** WHAT IS REQUIRED **
Every word of the listing should be reproduced without alteration.

** DATA SUPPLIED **
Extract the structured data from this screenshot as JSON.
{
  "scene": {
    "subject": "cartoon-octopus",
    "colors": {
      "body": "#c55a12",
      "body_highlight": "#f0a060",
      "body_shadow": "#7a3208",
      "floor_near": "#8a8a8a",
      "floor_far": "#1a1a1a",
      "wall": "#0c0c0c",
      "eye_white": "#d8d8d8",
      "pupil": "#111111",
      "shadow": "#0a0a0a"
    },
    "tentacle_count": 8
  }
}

** FINISHED TASK **
Extract the structured data from this screenshot as JSON.
{
  "scene": {
    "subject": "cartoon-octopus",
    "colors": {
      "body": "#c55a12",
      "body_highlight": "#f0a060",
      "body_shadow": "#7a3208",
      "floor_near": "#8a8a8a",
      "floor_far": "#1a1a1a",
      "wall": "#0c0c0c",
      "eye_white": "#d8d8d8",
      "pupil": "#111111",
      "shadow": "#0a0a0a"
    },
    "tentacle_count": 8
  }
}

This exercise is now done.